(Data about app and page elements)
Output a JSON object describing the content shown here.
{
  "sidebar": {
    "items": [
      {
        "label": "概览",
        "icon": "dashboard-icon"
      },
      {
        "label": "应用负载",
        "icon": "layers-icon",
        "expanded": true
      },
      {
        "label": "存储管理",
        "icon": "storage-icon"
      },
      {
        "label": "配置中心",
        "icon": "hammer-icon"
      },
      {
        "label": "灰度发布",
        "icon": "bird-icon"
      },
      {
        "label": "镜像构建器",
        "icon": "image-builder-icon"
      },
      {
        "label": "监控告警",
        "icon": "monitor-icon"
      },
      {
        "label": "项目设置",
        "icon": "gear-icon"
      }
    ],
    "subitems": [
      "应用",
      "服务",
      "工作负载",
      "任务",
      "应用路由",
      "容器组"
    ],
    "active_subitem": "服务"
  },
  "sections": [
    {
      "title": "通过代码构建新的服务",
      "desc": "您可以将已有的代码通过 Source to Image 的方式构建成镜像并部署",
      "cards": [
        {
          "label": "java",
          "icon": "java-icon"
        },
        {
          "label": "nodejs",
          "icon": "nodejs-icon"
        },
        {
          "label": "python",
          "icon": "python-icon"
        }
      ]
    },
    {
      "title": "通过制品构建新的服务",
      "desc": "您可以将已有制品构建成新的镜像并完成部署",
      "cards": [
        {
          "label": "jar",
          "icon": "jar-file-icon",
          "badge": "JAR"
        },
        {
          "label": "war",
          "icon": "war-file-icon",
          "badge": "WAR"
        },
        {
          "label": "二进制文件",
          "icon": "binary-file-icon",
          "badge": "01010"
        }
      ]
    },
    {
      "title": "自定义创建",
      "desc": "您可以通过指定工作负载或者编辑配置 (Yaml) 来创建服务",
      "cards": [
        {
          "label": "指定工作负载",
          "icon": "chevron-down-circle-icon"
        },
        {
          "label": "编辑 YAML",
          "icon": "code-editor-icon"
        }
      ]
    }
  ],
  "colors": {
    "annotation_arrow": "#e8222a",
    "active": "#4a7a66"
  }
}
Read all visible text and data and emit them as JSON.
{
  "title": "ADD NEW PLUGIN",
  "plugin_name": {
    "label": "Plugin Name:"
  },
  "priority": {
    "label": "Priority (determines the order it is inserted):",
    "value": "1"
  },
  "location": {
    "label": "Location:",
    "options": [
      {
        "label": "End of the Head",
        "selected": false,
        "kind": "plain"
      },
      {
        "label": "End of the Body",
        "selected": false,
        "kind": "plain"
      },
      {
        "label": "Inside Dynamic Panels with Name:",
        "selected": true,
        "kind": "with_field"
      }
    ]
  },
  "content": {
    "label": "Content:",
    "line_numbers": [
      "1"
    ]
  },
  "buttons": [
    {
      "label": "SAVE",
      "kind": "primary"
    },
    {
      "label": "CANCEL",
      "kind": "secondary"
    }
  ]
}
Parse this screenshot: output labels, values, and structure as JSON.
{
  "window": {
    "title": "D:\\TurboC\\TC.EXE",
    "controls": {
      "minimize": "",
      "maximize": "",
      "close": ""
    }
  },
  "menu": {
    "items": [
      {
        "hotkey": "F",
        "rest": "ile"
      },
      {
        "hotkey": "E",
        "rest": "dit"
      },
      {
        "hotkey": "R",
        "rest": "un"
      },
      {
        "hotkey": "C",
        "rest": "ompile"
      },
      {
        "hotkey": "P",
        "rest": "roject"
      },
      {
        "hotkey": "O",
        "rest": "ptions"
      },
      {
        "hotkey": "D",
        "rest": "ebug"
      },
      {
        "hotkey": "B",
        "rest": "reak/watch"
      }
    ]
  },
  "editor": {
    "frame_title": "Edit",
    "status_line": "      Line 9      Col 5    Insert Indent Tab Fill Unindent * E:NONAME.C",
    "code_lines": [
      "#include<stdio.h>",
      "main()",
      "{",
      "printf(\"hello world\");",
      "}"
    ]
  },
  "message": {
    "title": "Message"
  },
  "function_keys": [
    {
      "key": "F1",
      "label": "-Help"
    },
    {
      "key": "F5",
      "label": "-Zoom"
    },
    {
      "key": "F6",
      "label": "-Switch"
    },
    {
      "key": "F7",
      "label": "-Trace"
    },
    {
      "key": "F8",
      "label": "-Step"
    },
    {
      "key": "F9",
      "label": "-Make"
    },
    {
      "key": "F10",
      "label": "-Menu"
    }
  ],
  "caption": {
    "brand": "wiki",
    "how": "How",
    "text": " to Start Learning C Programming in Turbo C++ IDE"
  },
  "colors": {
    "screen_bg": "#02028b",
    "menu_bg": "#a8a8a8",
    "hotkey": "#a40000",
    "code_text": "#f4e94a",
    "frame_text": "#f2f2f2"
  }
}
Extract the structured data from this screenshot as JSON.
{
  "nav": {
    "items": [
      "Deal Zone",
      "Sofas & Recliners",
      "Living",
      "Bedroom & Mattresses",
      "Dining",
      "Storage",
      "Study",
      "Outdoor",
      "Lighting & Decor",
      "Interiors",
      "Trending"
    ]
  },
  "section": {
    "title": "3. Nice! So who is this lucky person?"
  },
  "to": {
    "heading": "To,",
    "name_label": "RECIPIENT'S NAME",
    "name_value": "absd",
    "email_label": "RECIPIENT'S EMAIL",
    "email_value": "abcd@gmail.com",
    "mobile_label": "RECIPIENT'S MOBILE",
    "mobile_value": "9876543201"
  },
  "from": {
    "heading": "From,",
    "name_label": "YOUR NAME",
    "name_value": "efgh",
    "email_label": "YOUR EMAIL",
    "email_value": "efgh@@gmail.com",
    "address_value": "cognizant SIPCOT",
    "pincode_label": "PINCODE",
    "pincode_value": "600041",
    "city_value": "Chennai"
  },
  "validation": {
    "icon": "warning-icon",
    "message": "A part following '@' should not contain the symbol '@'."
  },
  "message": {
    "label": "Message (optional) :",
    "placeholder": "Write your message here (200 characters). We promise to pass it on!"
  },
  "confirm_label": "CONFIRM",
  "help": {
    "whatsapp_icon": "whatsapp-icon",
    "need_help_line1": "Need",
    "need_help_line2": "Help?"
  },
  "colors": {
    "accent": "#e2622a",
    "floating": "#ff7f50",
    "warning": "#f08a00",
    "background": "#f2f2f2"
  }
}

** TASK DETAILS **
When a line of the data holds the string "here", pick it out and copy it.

** TASK ANSWER **
Output a JSON object describing the content shown here.
    "placeholder": "Write your message here (200 characters). We promise to pass it on!"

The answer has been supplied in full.